→ **Problem requirements**:
Repeat the whole listing word for word, skipping pictures.

→ **Extracted data**:

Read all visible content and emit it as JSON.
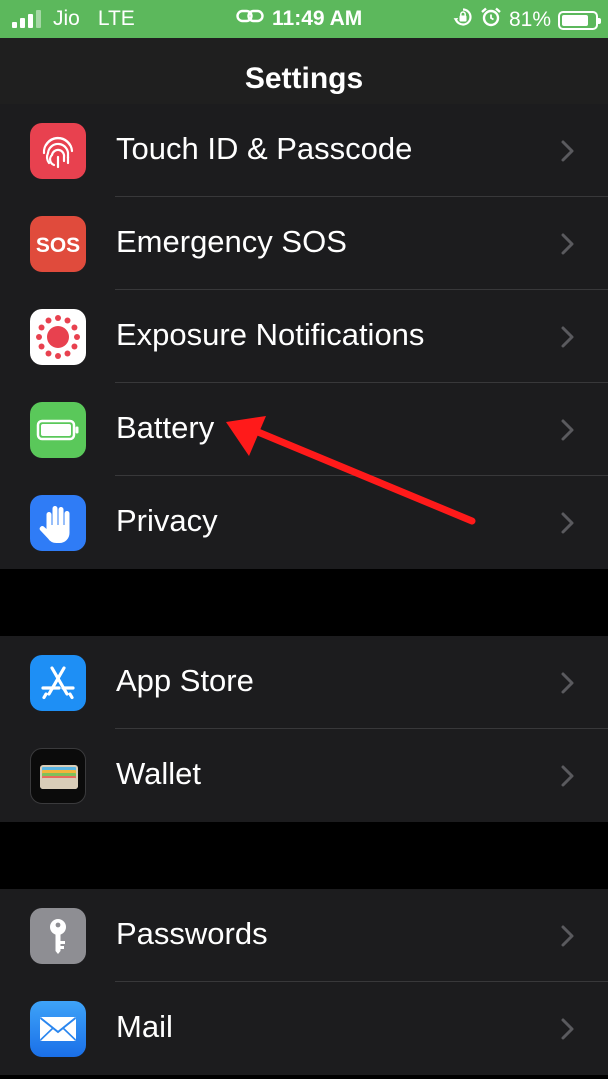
{
  "status_bar": {
    "carrier": "Jio",
    "network": "LTE",
    "time": "11:49 AM",
    "battery_percent": "81%",
    "battery_level": 0.81,
    "background": "#5cb85c"
  },
  "nav": {
    "title": "Settings"
  },
  "groups": [
    {
      "items": [
        {
          "label": "Touch ID & Passcode",
          "icon": "fingerprint-icon"
        },
        {
          "label": "Emergency SOS",
          "icon": "sos-icon",
          "icon_text": "SOS"
        },
        {
          "label": "Exposure Notifications",
          "icon": "exposure-icon"
        },
        {
          "label": "Battery",
          "icon": "battery-icon"
        },
        {
          "label": "Privacy",
          "icon": "hand-icon"
        }
      ]
    },
    {
      "items": [
        {
          "label": "App Store",
          "icon": "app-store-icon"
        },
        {
          "label": "Wallet",
          "icon": "wallet-icon"
        }
      ]
    },
    {
      "items": [
        {
          "label": "Passwords",
          "icon": "key-icon"
        },
        {
          "label": "Mail",
          "icon": "mail-icon"
        }
      ]
    }
  ],
  "annotation": {
    "type": "red-arrow",
    "points_to": "Battery",
    "color": "#ff1a1a"
  }
}
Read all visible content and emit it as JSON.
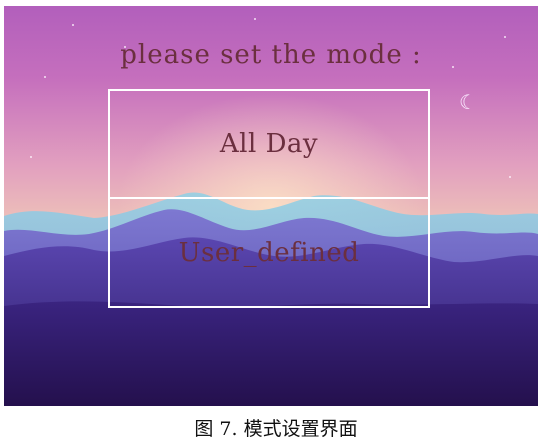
{
  "screen": {
    "prompt": "please set the mode :",
    "modes": [
      {
        "label": "All Day"
      },
      {
        "label": "User_defined"
      }
    ],
    "moon_icon": "crescent-moon",
    "colors": {
      "text": "#6b2f3f",
      "border": "#ffffff"
    }
  },
  "caption": "图 7. 模式设置界面"
}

→ **Task answer**:
Read all visible content and emit it as JSON.
{
  "status_bar": {
    "carrier": "Jio",
    "network": "LTE",
    "time": "11:49 AM",
    "battery_percent": "81%",
    "battery_level": 0.81,
    "background": "#5cb85c"
  },
  "nav": {
    "title": "Settings"
  },
  "groups": [
    {
      "items": [
        {
          "label": "Touch ID & Passcode",
          "icon": "fingerprint-icon"
        },
        {
          "label": "Emergency SOS",
          "icon": "sos-icon",
          "icon_text": "SOS"
        },
        {
          "label": "Exposure Notifications",
          "icon": "exposure-icon"
        },
        {
          "label": "Battery",
          "icon": "battery-icon"
        },
        {
          "label": "Privacy",
          "icon": "hand-icon"
        }
      ]
    },
    {
      "items": [
        {
          "label": "App Store",
          "icon": "app-store-icon"
        },
        {
          "label": "Wallet",
          "icon": "wallet-icon"
        }
      ]
    },
    {
      "items": [
        {
          "label": "Passwords",
          "icon": "key-icon"
        },
        {
          "label": "Mail",
          "icon": "mail-icon"
        }
      ]
    }
  ],
  "annotation": {
    "type": "red-arrow",
    "points_to": "Battery",
    "color": "#ff1a1a"
  }
}
Read all visible content and emit it as JSON.
{
  "screen": {
    "prompt": "please set the mode :",
    "modes": [
      {
        "label": "All Day"
      },
      {
        "label": "User_defined"
      }
    ],
    "moon_icon": "crescent-moon",
    "colors": {
      "text": "#6b2f3f",
      "border": "#ffffff"
    }
  },
  "caption": "图 7. 模式设置界面"
}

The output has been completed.